The background noise for Speech Discriminiation in Noise is provided by the ASA on the Stimulus CD. The examiner should provide a distraction-free environment, in a quiet, well-lit room. The background noise on the Stimulus CD is a conversation-based cafeteria noise with a +6dB signal-to-noise ratio (SNR).
How can I get the school district to use this test for every child enrolled in preschool for the 3 year old and older population?
You might position the use of the ASA as part of your annual vision and hearing screening efforts. The ASA is a perfect companion to the hearing screening process.
It sounds like many parts of this test can be used with older students to obtain clinical information—is that true?
Yes! You could choose to use the tasks from the ASA for older children descriptively. Of course, the normative data only go through 6:11.
Can you administer the ASA to a child who has a known speech and language delay?
You can. Keep in mind that if the delay is around articulation/phonology, you should follow the manual on scoring regarding these types of errors. Overall, children with speech and language delay were excluded from the normative sample because at this young age it would be difficult to discriminate language from auditory difficulties. See pages 11 and 24 in the manual regarding these two thoughts, respectively.
In order to score the ASA does the subject need to complete all subtests?
It depends on the age of the child. Younger children only complete Section 1: Speech Discrimination in Noise and Mimicry. Older children complete all six tasks.
What is a figure-ground listening skill deficit?

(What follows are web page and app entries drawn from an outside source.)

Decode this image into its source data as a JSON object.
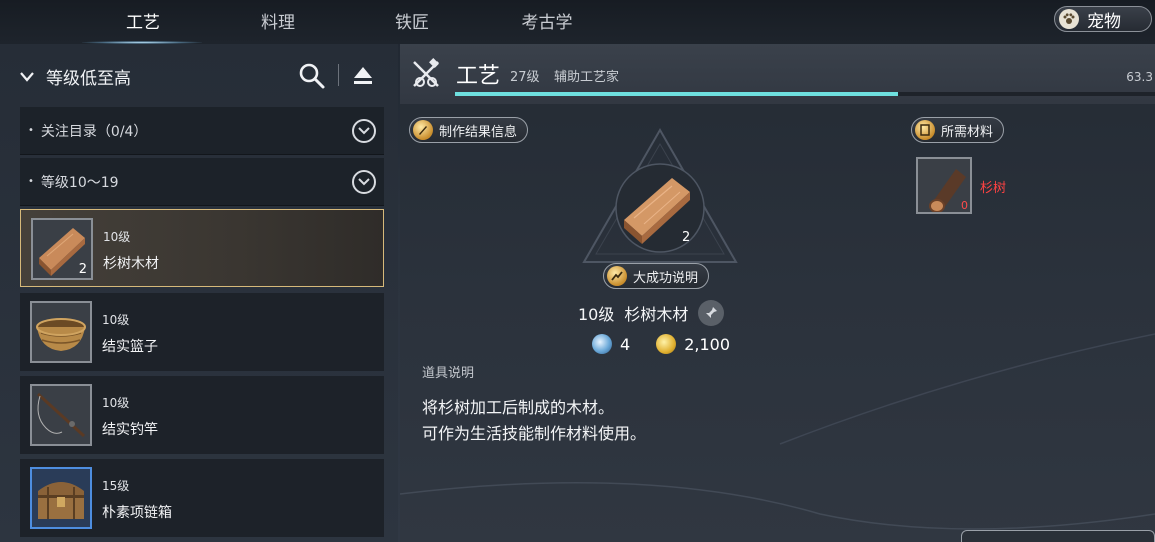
{
  "tabs": [
    {
      "label": "工艺",
      "active": true
    },
    {
      "label": "料理",
      "active": false
    },
    {
      "label": "铁匠",
      "active": false
    },
    {
      "label": "考古学",
      "active": false
    }
  ],
  "pet_button": {
    "label": "宠物",
    "icon": "paw-icon"
  },
  "sidebar": {
    "sort_label": "等级低至高",
    "groups": [
      {
        "label": "关注目录（0/4）"
      },
      {
        "label": "等级10～19"
      }
    ],
    "items": [
      {
        "level": "10级",
        "name": "杉树木材",
        "qty": "2",
        "selected": true,
        "icon": "wood-plank-icon"
      },
      {
        "level": "10级",
        "name": "结实篮子",
        "qty": "",
        "selected": false,
        "icon": "basket-icon"
      },
      {
        "level": "10级",
        "name": "结实钓竿",
        "qty": "",
        "selected": false,
        "icon": "fishing-rod-icon"
      },
      {
        "level": "15级",
        "name": "朴素项链箱",
        "qty": "",
        "selected": false,
        "icon": "chest-icon"
      }
    ]
  },
  "skill": {
    "name": "工艺",
    "level": "27级",
    "title": "辅助工艺家",
    "progress_text": "63.3",
    "progress_fraction": 0.633,
    "accent": "#6ee0df"
  },
  "result": {
    "info_label": "制作结果信息",
    "great_success_label": "大成功说明",
    "item_level": "10级",
    "item_name": "杉树木材",
    "qty": "2",
    "cost_points": "4",
    "cost_gold": "2,100",
    "desc_title": "道具说明",
    "desc_lines": [
      "将杉树加工后制成的木材。",
      "可作为生活技能制作材料使用。"
    ]
  },
  "materials": {
    "label": "所需材料",
    "items": [
      {
        "name": "杉树",
        "qty": "0",
        "color": "#ff4242"
      }
    ]
  }
}
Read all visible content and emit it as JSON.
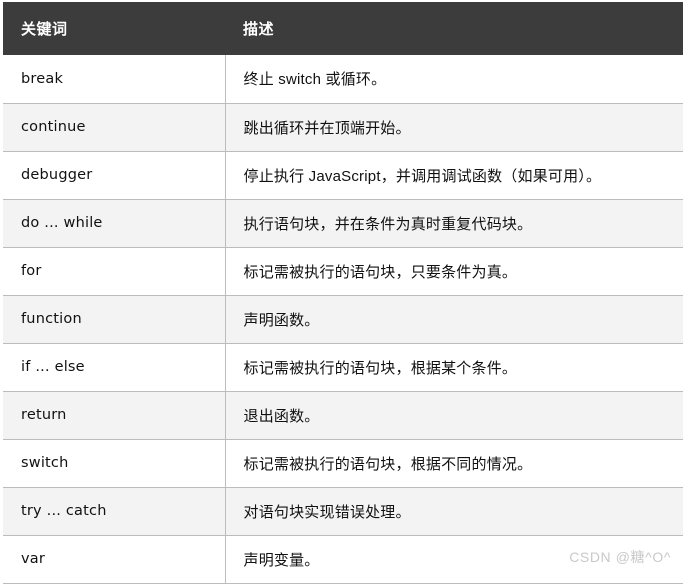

A figure-ground deficit is the inability to block out background noise and focus listening to the foreground (i.e., the speaker).
Could the ASA be an appropriate test for a child with cochlear implants?
Yes. If the child's cochlear implants are in good working order and the child passed a hearing acuity screening according to the specifications in the manual, the child may be administered the ASA descriptively.